Many universities are transforming themselves to accommodate the SDGs as part of their education and research, be it through curriculum changes, revision of learning outcomes, or through the ways disciplines and faculties connect to promote new shared understandings of how the SDGs are linked. Universities have a unique position for mediating knowledge to society as a whole, from the educational system, via state governance and to the general public. How do we best educate students for the jobs of the future — for professions that naturally integrate the universal scope of the SDGs in their operations? Can this be achieved without first using our own knowledge on ourselves, in terms of becoming role models for general employee behaviour, energy use, and procurement, and in terms of how we interact with other universities, in research networks and a diversity of partners across borders?
16:30 – 18:00
Dinner hosted by the University of Bergen Rectorate.
FRIDAY, FEBRUARY 9, 2018
Panel 4: Knowledge and politics: the science-policy interface
09:00 – 10:30
Dr. John Hearn
Professor of Physiology, University of Sydney, and Chief Executive of the Worldwide Universities Network (WUN).
Dr. Desmond McNeill
Professor, Centre for Development and the Environment, University of Oslo (UiO).
Dr. Hilligje van’t Land
Secretary-General and Executive Director, International Association of Universities (IAU).
Dr. Anna Nordén
Project Manager, SDSN Northern Europe, Centre for Environment and Sustainability (GMV), Chalmers University of Technology and University of Gothenburg, Sweden.
Mr. Samuel Malinga
Managing Director, Sanitation Africa, and one of the 17 Young Leaders for the United Nations Sustainable Development Goals, working with the Office of the United Nations Secretary General’s Envoy on Youth.
Moderator: Professor Kikki Kleiven, Department of Earth Science, University of Bergen (UiB).
The design and agreement by the United Nations on the 17 Sustainable Development Goals was an intense process involving delegations, politicians, civil society and scientific experts. The global academic community and its networks engaged in both advising and informing politics and in acting politically on behalf of knowledge. The United Nations 2015 Global Sustainable Development Report noted that more than 500 independent scientists, as well as experts from a number of UN agencies and affiliated organisations from all over the globe, contributed to the report’s debates on the science-policy interface.
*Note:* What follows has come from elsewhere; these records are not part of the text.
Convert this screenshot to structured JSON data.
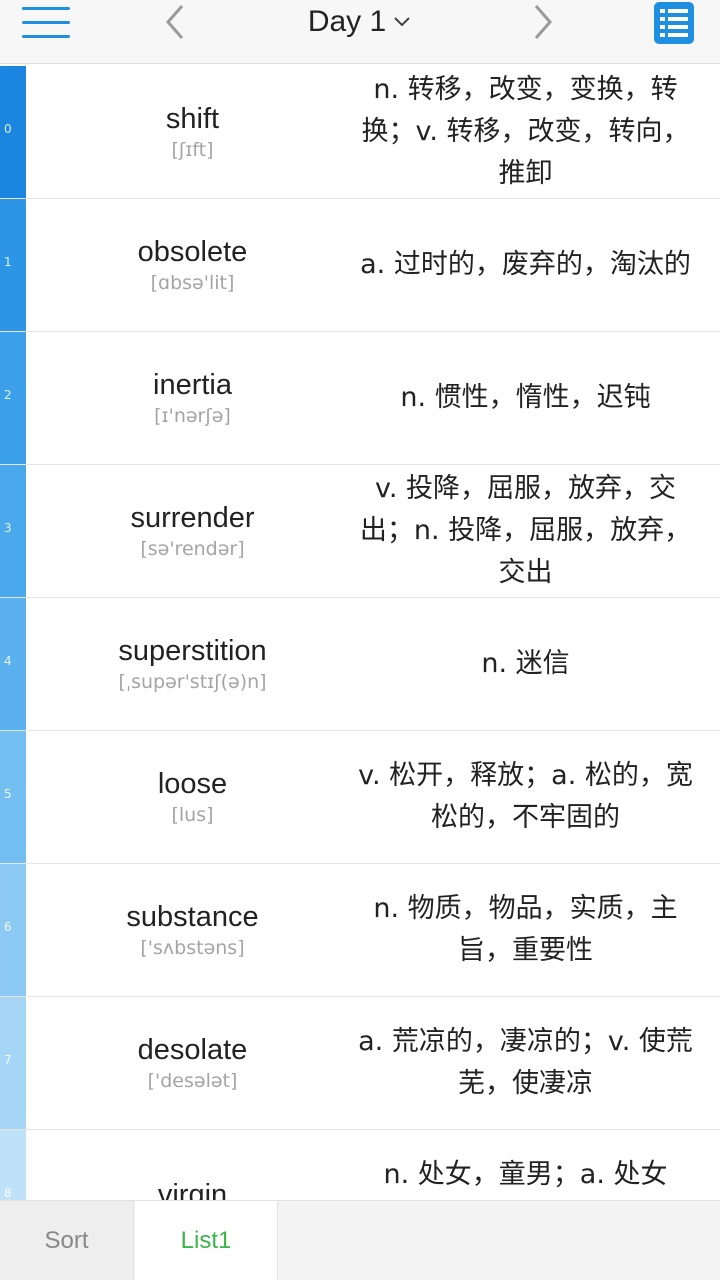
{
  "header": {
    "title": "Day 1",
    "icons": {
      "menu": "hamburger-menu-icon",
      "prev": "chevron-left-icon",
      "next": "chevron-right-icon",
      "title_dropdown": "chevron-down-icon",
      "list": "list-icon"
    }
  },
  "colors": {
    "accent": "#1e8fe1",
    "active_tab": "#3cb54a",
    "index_bar_gradient": [
      "#1a86e0",
      "#2c95e6",
      "#3b9fea",
      "#4aa8ec",
      "#5ab1ee",
      "#74bff1",
      "#8ccaf3",
      "#a6d6f6",
      "#c0e2f8"
    ]
  },
  "words": [
    {
      "index": "0",
      "word": "shift",
      "phonetic": "[ʃɪft]",
      "definition": "n. 转移，改变，变换，转换；v. 转移，改变，转向，推卸"
    },
    {
      "index": "1",
      "word": "obsolete",
      "phonetic": "[ɑbsə'lit]",
      "definition": "a. 过时的，废弃的，淘汰的"
    },
    {
      "index": "2",
      "word": "inertia",
      "phonetic": "[ɪ'nərʃə]",
      "definition": "n. 惯性，惰性，迟钝"
    },
    {
      "index": "3",
      "word": "surrender",
      "phonetic": "[sə'rendər]",
      "definition": "v. 投降，屈服，放弃，交出；n. 投降，屈服，放弃，交出"
    },
    {
      "index": "4",
      "word": "superstition",
      "phonetic": "[ˌsupər'stɪʃ(ə)n]",
      "definition": "n. 迷信"
    },
    {
      "index": "5",
      "word": "loose",
      "phonetic": "[lus]",
      "definition": "v. 松开，释放；a. 松的，宽松的，不牢固的"
    },
    {
      "index": "6",
      "word": "substance",
      "phonetic": "['sʌbstəns]",
      "definition": "n. 物质，物品，实质，主旨，重要性"
    },
    {
      "index": "7",
      "word": "desolate",
      "phonetic": "['desələt]",
      "definition": "a. 荒凉的，凄凉的；v. 使荒芜，使凄凉"
    },
    {
      "index": "8",
      "word": "virgin",
      "phonetic": "",
      "definition": "n. 处女，童男；a. 处女的，"
    }
  ],
  "tabs": {
    "sort": "Sort",
    "list1": "List1"
  }
}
How can universities as a global network contribute with, and engage knowledge in interaction with, politics in the implementation of the SDGs?
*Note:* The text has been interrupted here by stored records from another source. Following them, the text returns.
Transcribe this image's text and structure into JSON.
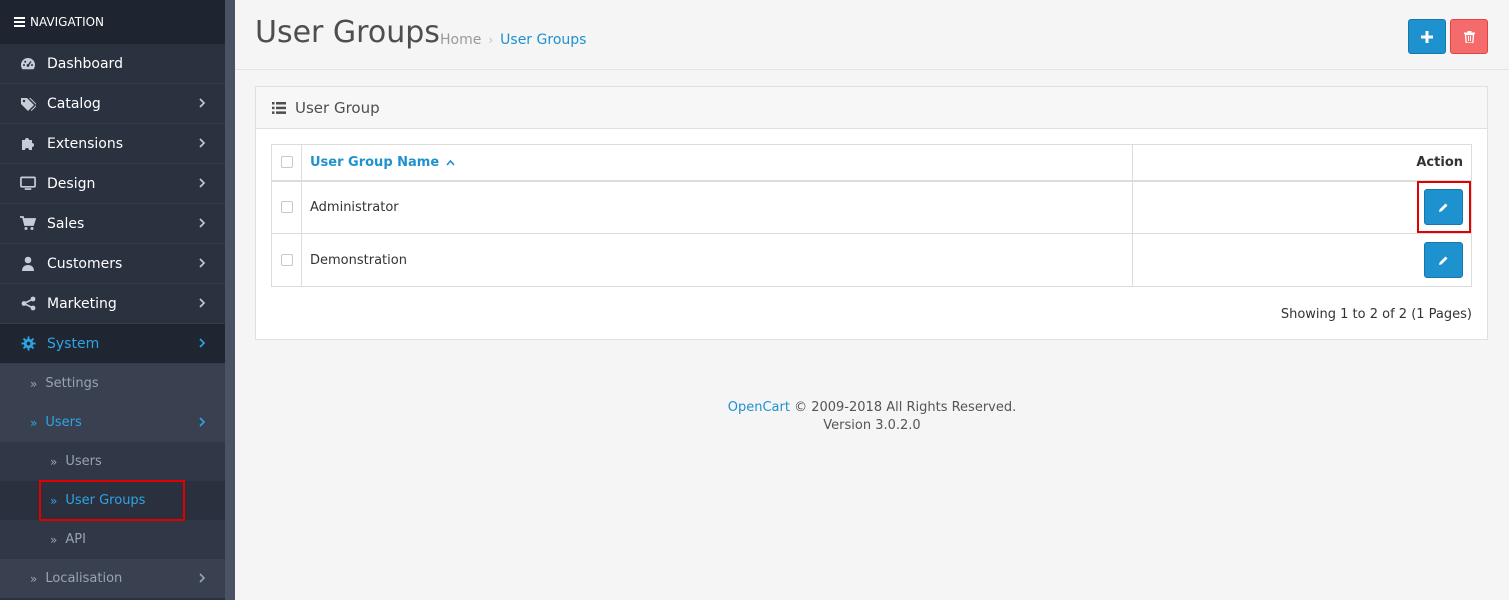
{
  "nav": {
    "heading": "NAVIGATION",
    "items": [
      {
        "label": "Dashboard",
        "icon": "dashboard-icon"
      },
      {
        "label": "Catalog",
        "icon": "tags-icon"
      },
      {
        "label": "Extensions",
        "icon": "puzzle-icon"
      },
      {
        "label": "Design",
        "icon": "desktop-icon"
      },
      {
        "label": "Sales",
        "icon": "cart-icon"
      },
      {
        "label": "Customers",
        "icon": "user-icon"
      },
      {
        "label": "Marketing",
        "icon": "share-icon"
      },
      {
        "label": "System",
        "icon": "cog-icon"
      }
    ],
    "system_sub": {
      "settings": "Settings",
      "users": "Users",
      "users_sub": {
        "users": "Users",
        "user_groups": "User Groups",
        "api": "API"
      },
      "localisation": "Localisation"
    }
  },
  "header": {
    "title": "User Groups",
    "breadcrumb": {
      "home": "Home",
      "separator": "›",
      "current": "User Groups"
    }
  },
  "panel": {
    "title": "User Group",
    "table": {
      "columns": {
        "name": "User Group Name",
        "action": "Action"
      },
      "rows": [
        {
          "name": "Administrator"
        },
        {
          "name": "Demonstration"
        }
      ]
    },
    "showing": "Showing 1 to 2 of 2 (1 Pages)"
  },
  "footer": {
    "brand": "OpenCart",
    "copyright": "© 2009-2018 All Rights Reserved.",
    "version": "Version 3.0.2.0"
  },
  "colors": {
    "accent": "#1e91cf",
    "danger": "#f56b6b",
    "sidebar_bg": "#2b323f",
    "highlight": "#e00000"
  }
}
Prime minister Erna Solberg, Government of Norway
10:45 – 11:15
11:30 – 13:00
Panel 5: The way forward for the SDGs: How can universities make a difference?
13:30 – 15:15
Dr. Dag Rune Olsen
Rector, University of Bergen (UiB).
Dr. Mukhisa Kituyi
Secretary-General, United Nation Conference on Trade and Development (UNCTAD).
Ms. Borghild Tønnesen-Krokan
Senior adviser on UN Sustainable Development Goals, The Norwegian ForUM for Development and Environment.
Mr. Jon Lomøy
Director General of the Norwegian Agency for Development Cooperation (Norad).
Dr. John-Arne Røttingen
Chief Executive, The Research Council of Norway.
Dr. Inge H. Rydland
Norwegian Ministry of Foreign Affairs (TBC)
Ms. Johanne Vaagland
MA student, Department of Administration and Organization Theory, University of Bergen (UiB).
Moderator: Professor Edvard Hviding, Department of Social Anthropology, University of Bergen (UiB).
Universities need to reform themselves as organisations, as teaching institutions, and in their research profiles. Universities need to give advice on difficult issues and take on academic controversies about how the SDGs can best be realised. Ideally, universities should contribute to the transformative shift by being a societal actor volunteering the “best argument”. How can, and should, universities build and give advice to the UN, the EU, other regional organisations, and national governments striving to implement the SDGs? How do we reform curricula to ensure that students are graduating from our institutions with the necessary SDG credentials?
15:15 – 15:30
Professor Annelin Eriksen, Vice-Rector for Global Relations, University of Bergen (UiB).